Think about Meyer’s first blockbuster What Women Want (2000), in which Mel Gibson suddenly develops the ability to read women’s minds, and tries to get in touch with his “feminine side” in order to reconnect with his teenage daughter. The outer implication of the film is that what every woman really needs is just to find the right man (yawn) and her problems will be solved. (Also, all women are insane.) But think about the actual action of the film: we see Mel in many compromising positions—shaving his legs, applying mascara and donning pantyhose. In a very obvious way, the film is giving us a queer, subversive picture of a major movie star in the same breath as it props up the oldest of Hollywood stereotypes.
With that in mind, It’s Complicated becomes much more interesting than it first appears. The story follows Jane (Meryl Streep, fabulous as ever) a 60-ish divorcee who runs a glamorous bakery business and feels the inexplicable need to expand her already enormous kitchen. Alec Baldwin is Jake, her ex, who is unhappily re-married to a much younger and more annoying woman (Lake Bell). The two are brought together by their son’s college graduation, during which they both become aware that the spark that brought them together hasn’t quite gone out. They have a drunken tryst in a chic Manhattan hotel before everyone heads back to verdant California, where things are supposed to get back to normal.

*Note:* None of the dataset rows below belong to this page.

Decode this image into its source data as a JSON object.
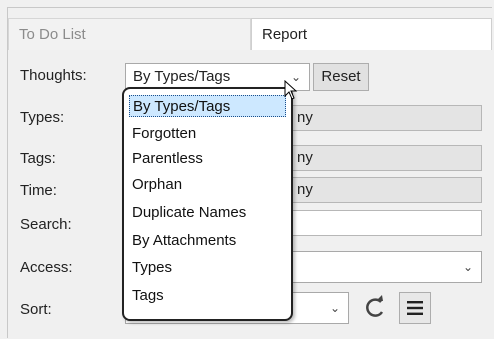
{
  "tabs": {
    "todo": "To Do List",
    "report": "Report"
  },
  "form": {
    "thoughts": {
      "label": "Thoughts:",
      "value": "By Types/Tags",
      "reset_label": "Reset"
    },
    "types": {
      "label": "Types:",
      "value_fragment": "ny"
    },
    "tags": {
      "label": "Tags:",
      "value_fragment": "ny"
    },
    "time": {
      "label": "Time:",
      "value_fragment": "ny"
    },
    "search": {
      "label": "Search:",
      "value": ""
    },
    "access": {
      "label": "Access:"
    },
    "sort": {
      "label": "Sort:"
    }
  },
  "dropdown": {
    "items": [
      "By Types/Tags",
      "Forgotten",
      "Parentless",
      "Orphan",
      "Duplicate Names",
      "By Attachments",
      "Types",
      "Tags"
    ],
    "selected_index": 0
  },
  "icons": {
    "dropdown_arrow": "chevron-down-icon",
    "refresh": "refresh-icon",
    "menu": "hamburger-menu-icon",
    "pointer": "mouse-pointer-icon"
  },
  "colors": {
    "selection_bg": "#cde8ff",
    "accent": "#1a4f8c"
  }
}
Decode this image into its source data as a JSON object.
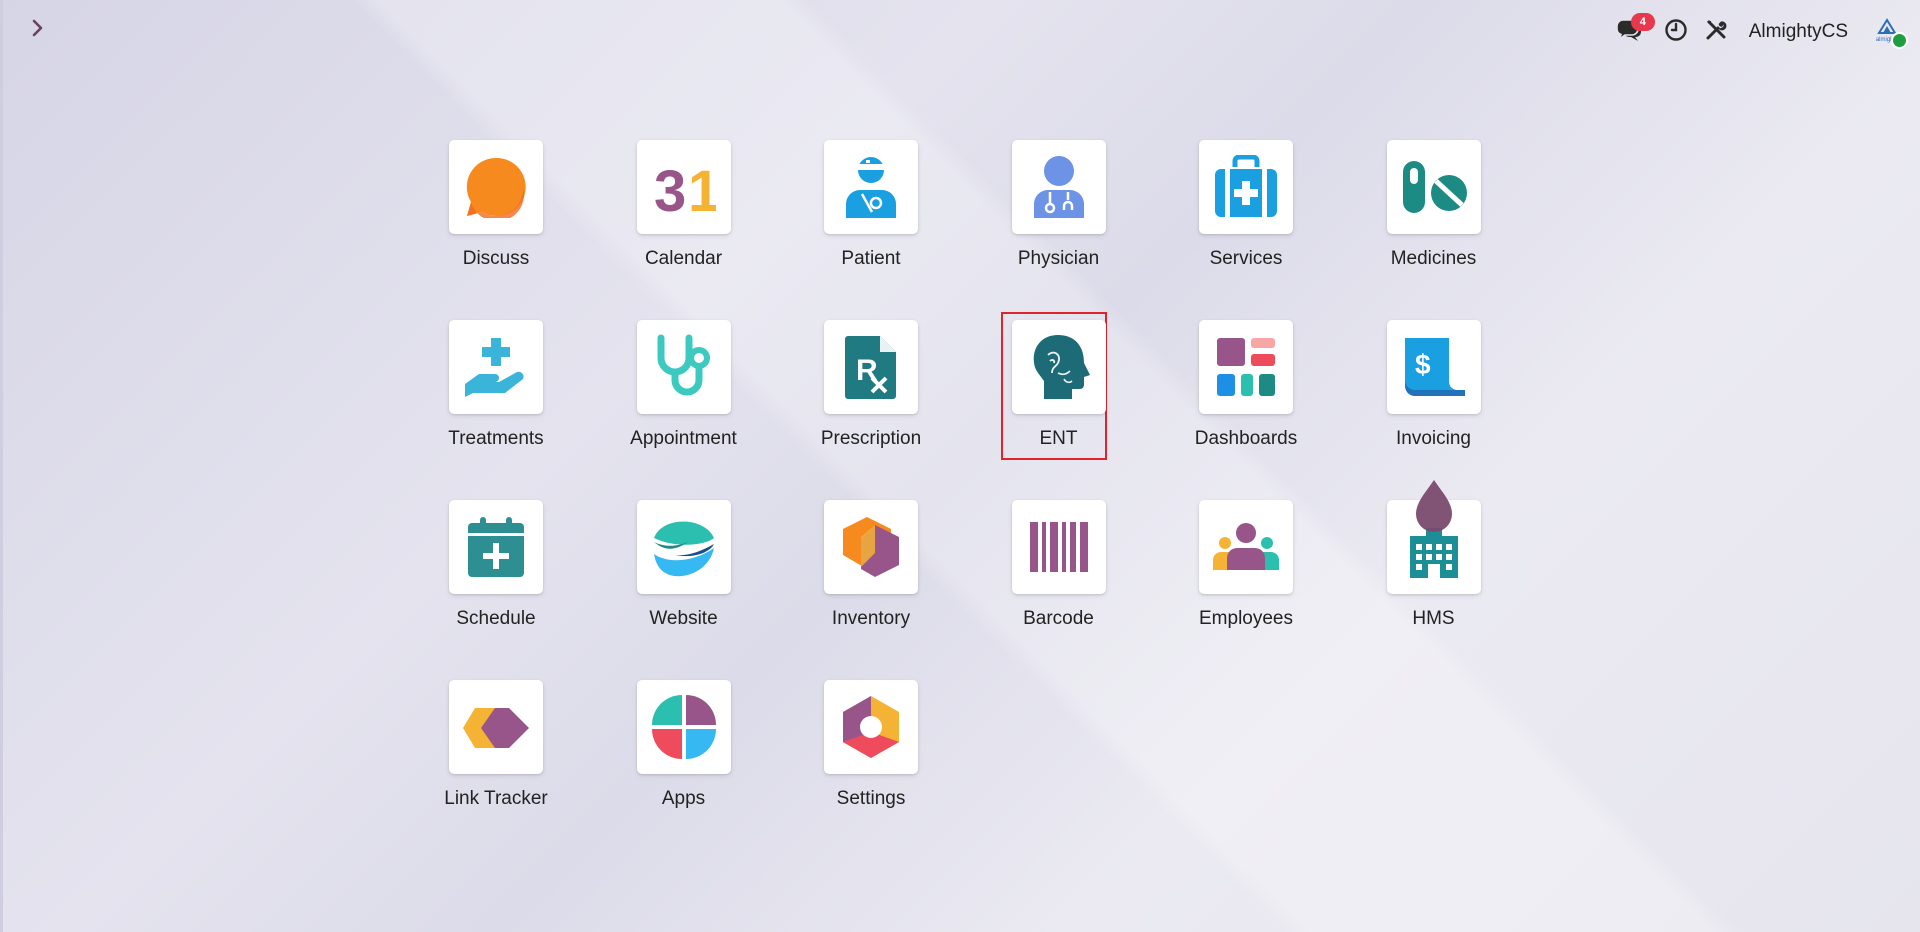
{
  "topbar": {
    "messages_badge": "4",
    "company_name": "AlmightyCS",
    "avatar_text": "almighty"
  },
  "apps": [
    {
      "label": "Discuss",
      "icon": "discuss-icon"
    },
    {
      "label": "Calendar",
      "icon": "calendar-icon",
      "icon_text": "31"
    },
    {
      "label": "Patient",
      "icon": "patient-icon"
    },
    {
      "label": "Physician",
      "icon": "physician-icon"
    },
    {
      "label": "Services",
      "icon": "services-icon"
    },
    {
      "label": "Medicines",
      "icon": "medicines-icon"
    },
    {
      "label": "Treatments",
      "icon": "treatments-icon"
    },
    {
      "label": "Appointment",
      "icon": "appointment-icon"
    },
    {
      "label": "Prescription",
      "icon": "prescription-icon"
    },
    {
      "label": "ENT",
      "icon": "ent-icon",
      "selected": true
    },
    {
      "label": "Dashboards",
      "icon": "dashboards-icon"
    },
    {
      "label": "Invoicing",
      "icon": "invoicing-icon",
      "icon_text": "$"
    },
    {
      "label": "Schedule",
      "icon": "schedule-icon"
    },
    {
      "label": "Website",
      "icon": "website-icon"
    },
    {
      "label": "Inventory",
      "icon": "inventory-icon"
    },
    {
      "label": "Barcode",
      "icon": "barcode-icon"
    },
    {
      "label": "Employees",
      "icon": "employees-icon"
    },
    {
      "label": "HMS",
      "icon": "hms-icon"
    },
    {
      "label": "Link Tracker",
      "icon": "link-tracker-icon"
    },
    {
      "label": "Apps",
      "icon": "apps-icon"
    },
    {
      "label": "Settings",
      "icon": "settings-icon"
    }
  ],
  "colors": {
    "badge": "#e8384d",
    "selection": "#e0242b",
    "online": "#1e9e3e"
  }
}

They don’t, of course, and things get complicated indeed when Jane and Jake start sneaking around. Even as her attraction to her milquetoast architect Adam (Steve Martin) grows, Jane finds she can’t tear herself away from Jake, even when he misses dates and invades her privacy. Eventually things come to a head and Jane throws Jake out for good, but not before they share a last wistful moment on a garden bench (her garden is even more preposterous than her kitchen). For all their sophomoric shenanigans, the last parting of Jane and Jake is surprisingly…adult. The film ends with Jane and Adam restarting their relationship as her house—an analogy for her life—gets ready to expand.
What makes It’s Complicated interesting is the fact that it maintains a staunchly middle-aged perspective most of the time—possible exceptions include Jane’s get-togethers with her other middle-aged friends, which feel completely contrived and uncomfortable. For example, Jake’s new wife Agness is obsessed with getting pregnant, and her attention to fertility and associated matters is portrayed as maniacal. Jane’s three adult children, on the other hand, are blond, beautiful, and pretty much self-sufficient. Jane represents the best things about aging—the Good Life—while Agness, with her pretentiously spelled name, represents the worst of being young.
As with all of Meyers’ movies, this film takes place in a totally unrealistic fantasy world. Everyone drives a nice car and has a huge house, and there’s not a non-White person to be seen. It’s like recession porn; for 90 minutes, you can immerse yourself in a living Pottery Barn commercial, where none of the characters ever has to worry about petty things like health insurance or making rent. But perhaps this backdrop is necessary in order to keep the film’s focus on bending the Hollywood rules about aging. Meyers seems to think that if we’re going to confront such an enormous taboo as Sex after Sixty, having the characters decked out in Brooks Brothers and Eileen Fisher might make it a little more palatable. However, for all its faults, it’s hard to remember the last time an older woman was portrayed in such a positive way outside of another Nancy Meyers movie—that alone makes It’s Complicated worth seeing. Just don’t watch it with your parents.